Goal of the exercise: Would you write out the entries that follow word for word, omitting any images?

------ Materials provided ------

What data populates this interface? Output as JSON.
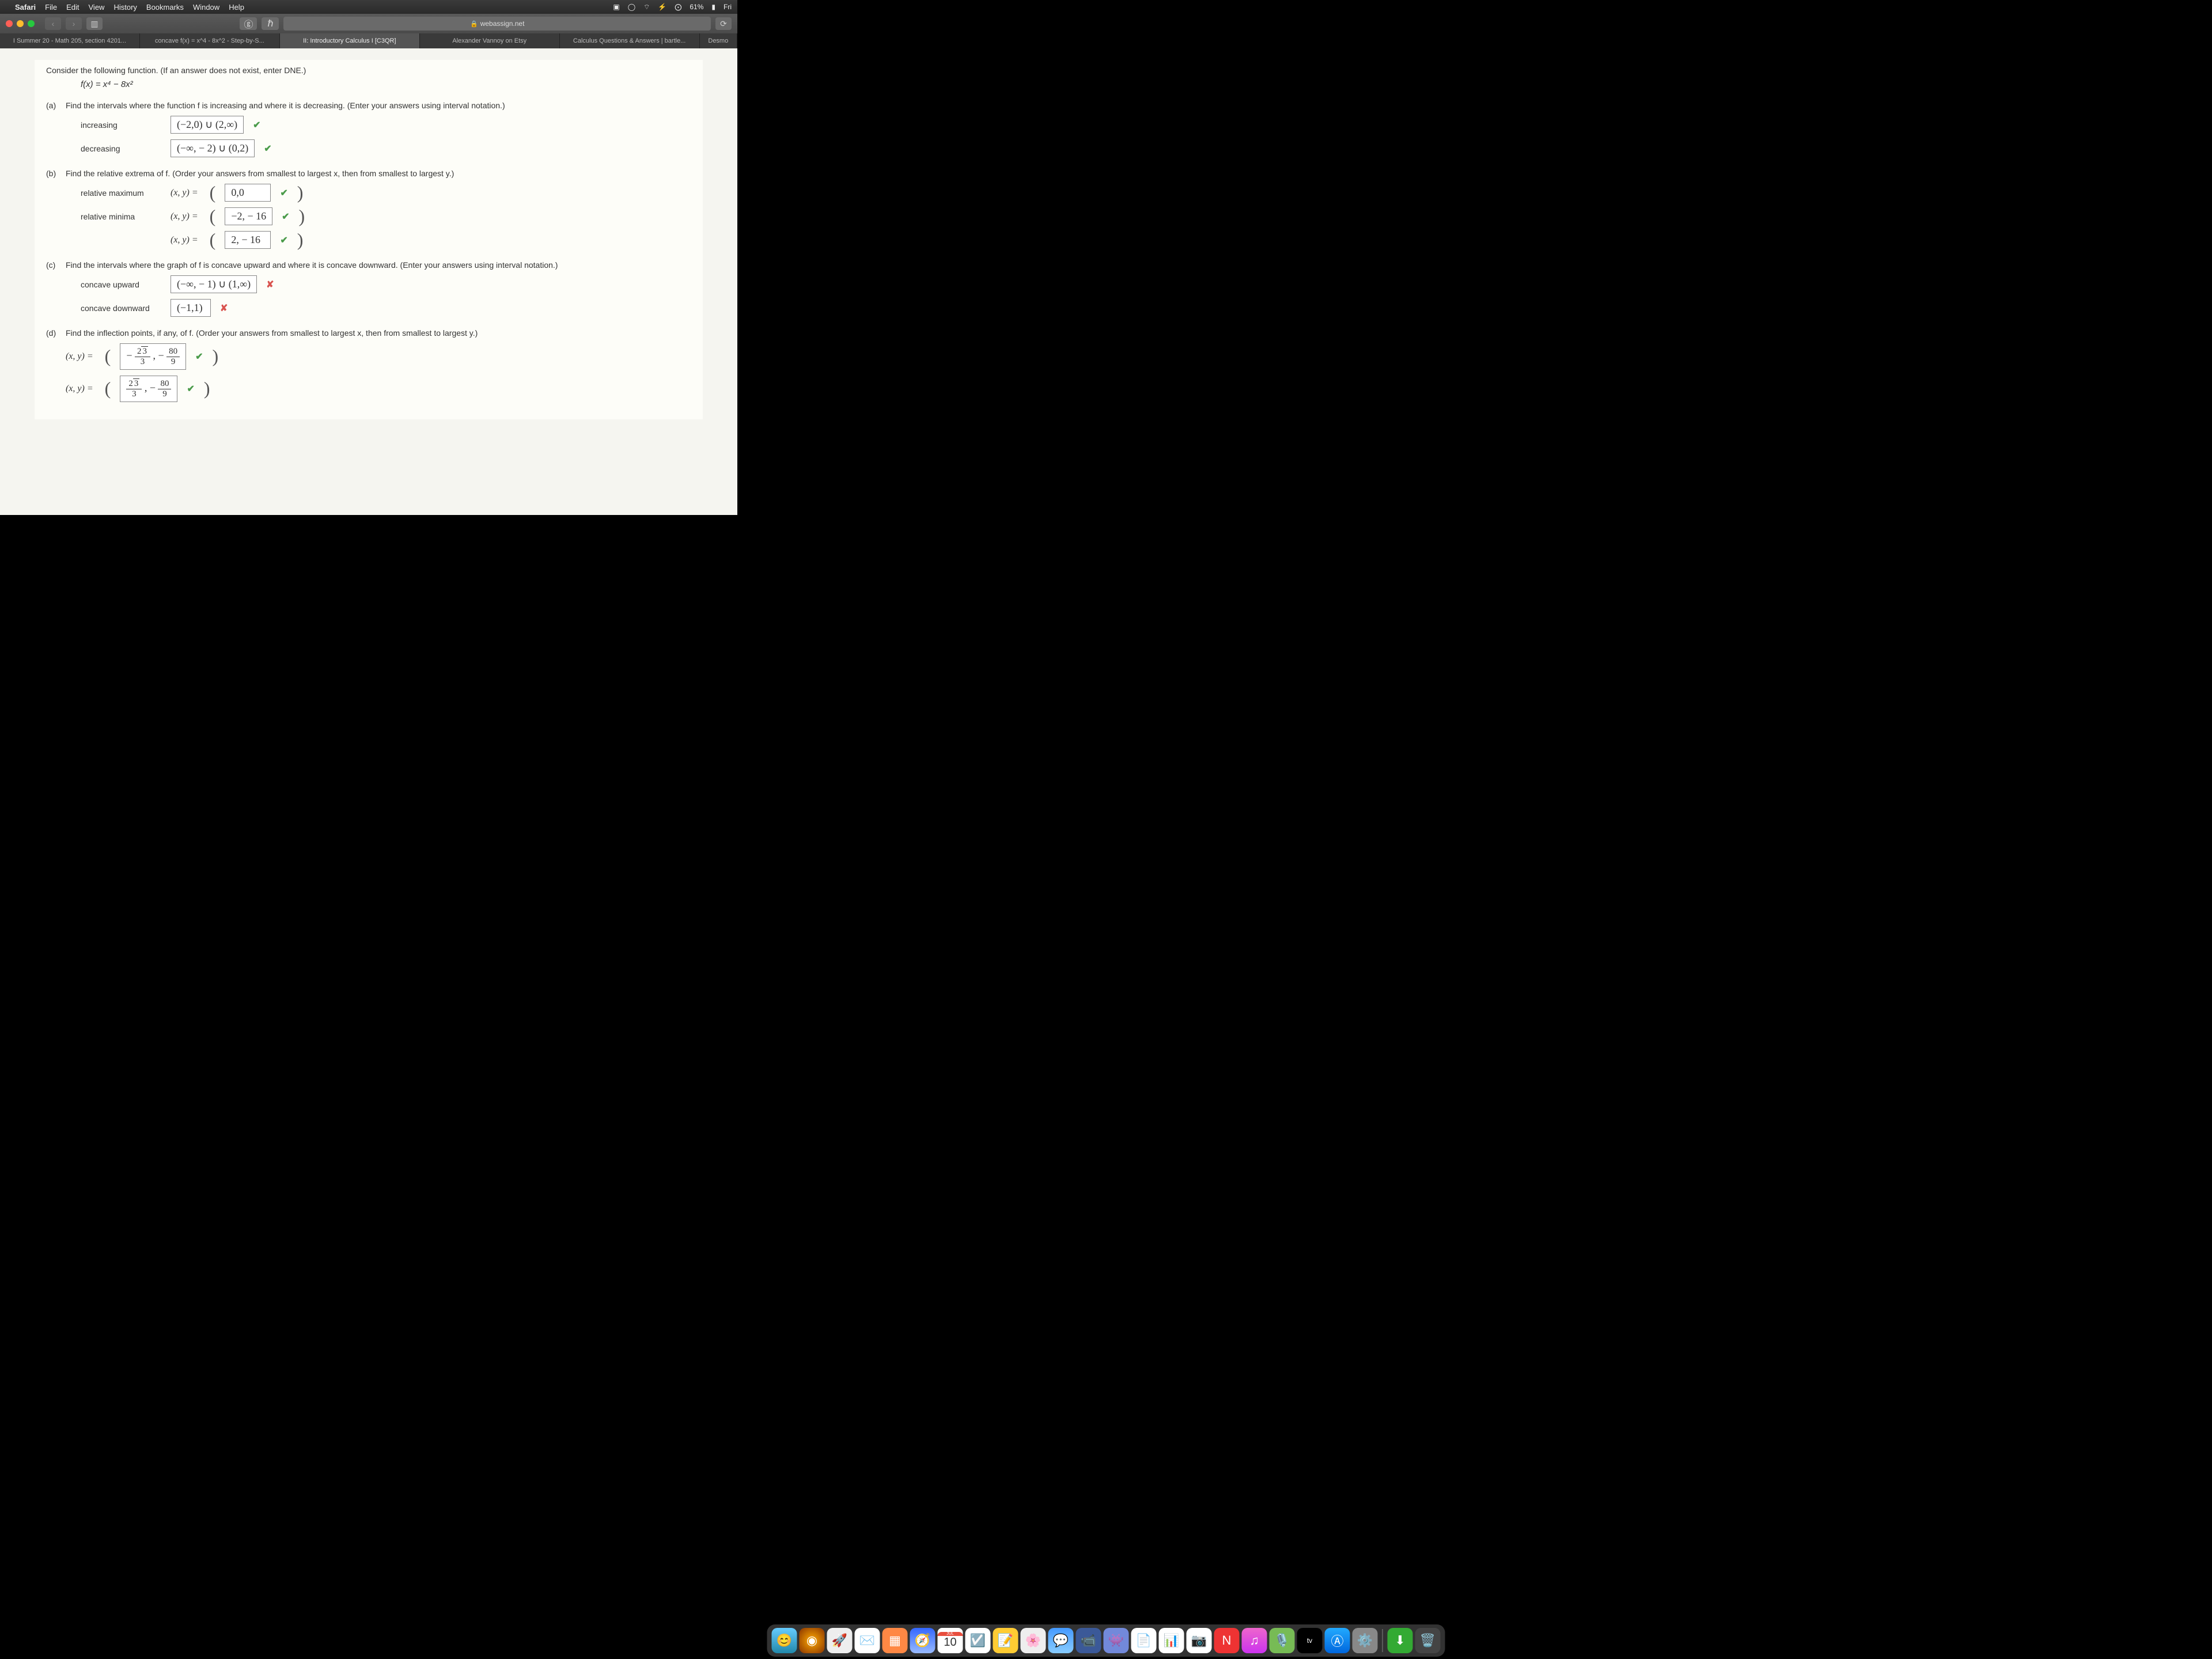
{
  "menubar": {
    "app": "Safari",
    "items": [
      "File",
      "Edit",
      "View",
      "History",
      "Bookmarks",
      "Window",
      "Help"
    ],
    "battery": "61%",
    "day": "Fri"
  },
  "browser": {
    "url": "webassign.net",
    "tabs": [
      "I Summer 20 - Math 205, section 4201...",
      "concave f(x) = x^4 - 8x^2 - Step-by-S...",
      "II: Introductory Calculus I [C3QR]",
      "Alexander Vannoy on Etsy",
      "Calculus Questions & Answers | bartle...",
      "Desmo"
    ],
    "active_tab": 2
  },
  "problem": {
    "prompt": "Consider the following function. (If an answer does not exist, enter DNE.)",
    "function": "f(x) = x⁴ − 8x²",
    "a": {
      "question": "Find the intervals where the function f is increasing and where it is decreasing. (Enter your answers using interval notation.)",
      "increasing_label": "increasing",
      "increasing_ans": "(−2,0) ∪ (2,∞)",
      "decreasing_label": "decreasing",
      "decreasing_ans": "(−∞, − 2) ∪ (0,2)"
    },
    "b": {
      "question": "Find the relative extrema of f. (Order your answers from smallest to largest x, then from smallest to largest y.)",
      "max_label": "relative maximum",
      "min_label": "relative minima",
      "max_ans": "0,0",
      "min1_ans": "−2, − 16",
      "min2_ans": "2, − 16"
    },
    "c": {
      "question": "Find the intervals where the graph of f is concave upward and where it is concave downward. (Enter your answers using interval notation.)",
      "up_label": "concave upward",
      "up_ans": "(−∞, − 1) ∪ (1,∞)",
      "down_label": "concave downward",
      "down_ans": "(−1,1)"
    },
    "d": {
      "question": "Find the inflection points, if any, of f. (Order your answers from smallest to largest x, then from smallest to largest y.)"
    }
  },
  "dock": {
    "calendar_month": "JUL",
    "calendar_day": "10",
    "tv_label": "tv"
  }
}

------

Result of the task:
What data populates this interface? Output as JSON.
{
  "menubar": {
    "app": "Safari",
    "items": [
      "File",
      "Edit",
      "View",
      "History",
      "Bookmarks",
      "Window",
      "Help"
    ],
    "battery": "61%",
    "day": "Fri"
  },
  "browser": {
    "url": "webassign.net",
    "tabs": [
      "I Summer 20 - Math 205, section 4201...",
      "concave f(x) = x^4 - 8x^2 - Step-by-S...",
      "II: Introductory Calculus I [C3QR]",
      "Alexander Vannoy on Etsy",
      "Calculus Questions & Answers | bartle...",
      "Desmo"
    ],
    "active_tab": 2
  },
  "problem": {
    "prompt": "Consider the following function. (If an answer does not exist, enter DNE.)",
    "function": "f(x) = x⁴ − 8x²",
    "a": {
      "question": "Find the intervals where the function f is increasing and where it is decreasing. (Enter your answers using interval notation.)",
      "increasing_label": "increasing",
      "increasing_ans": "(−2,0) ∪ (2,∞)",
      "decreasing_label": "decreasing",
      "decreasing_ans": "(−∞, − 2) ∪ (0,2)"
    },
    "b": {
      "question": "Find the relative extrema of f. (Order your answers from smallest to largest x, then from smallest to largest y.)",
      "max_label": "relative maximum",
      "min_label": "relative minima",
      "max_ans": "0,0",
      "min1_ans": "−2, − 16",
      "min2_ans": "2, − 16"
    },
    "c": {
      "question": "Find the intervals where the graph of f is concave upward and where it is concave downward. (Enter your answers using interval notation.)",
      "up_label": "concave upward",
      "up_ans": "(−∞, − 1) ∪ (1,∞)",
      "down_label": "concave downward",
      "down_ans": "(−1,1)"
    },
    "d": {
      "question": "Find the inflection points, if any, of f. (Order your answers from smallest to largest x, then from smallest to largest y.)"
    }
  },
  "dock": {
    "calendar_month": "JUL",
    "calendar_day": "10",
    "tv_label": "tv"
  }
}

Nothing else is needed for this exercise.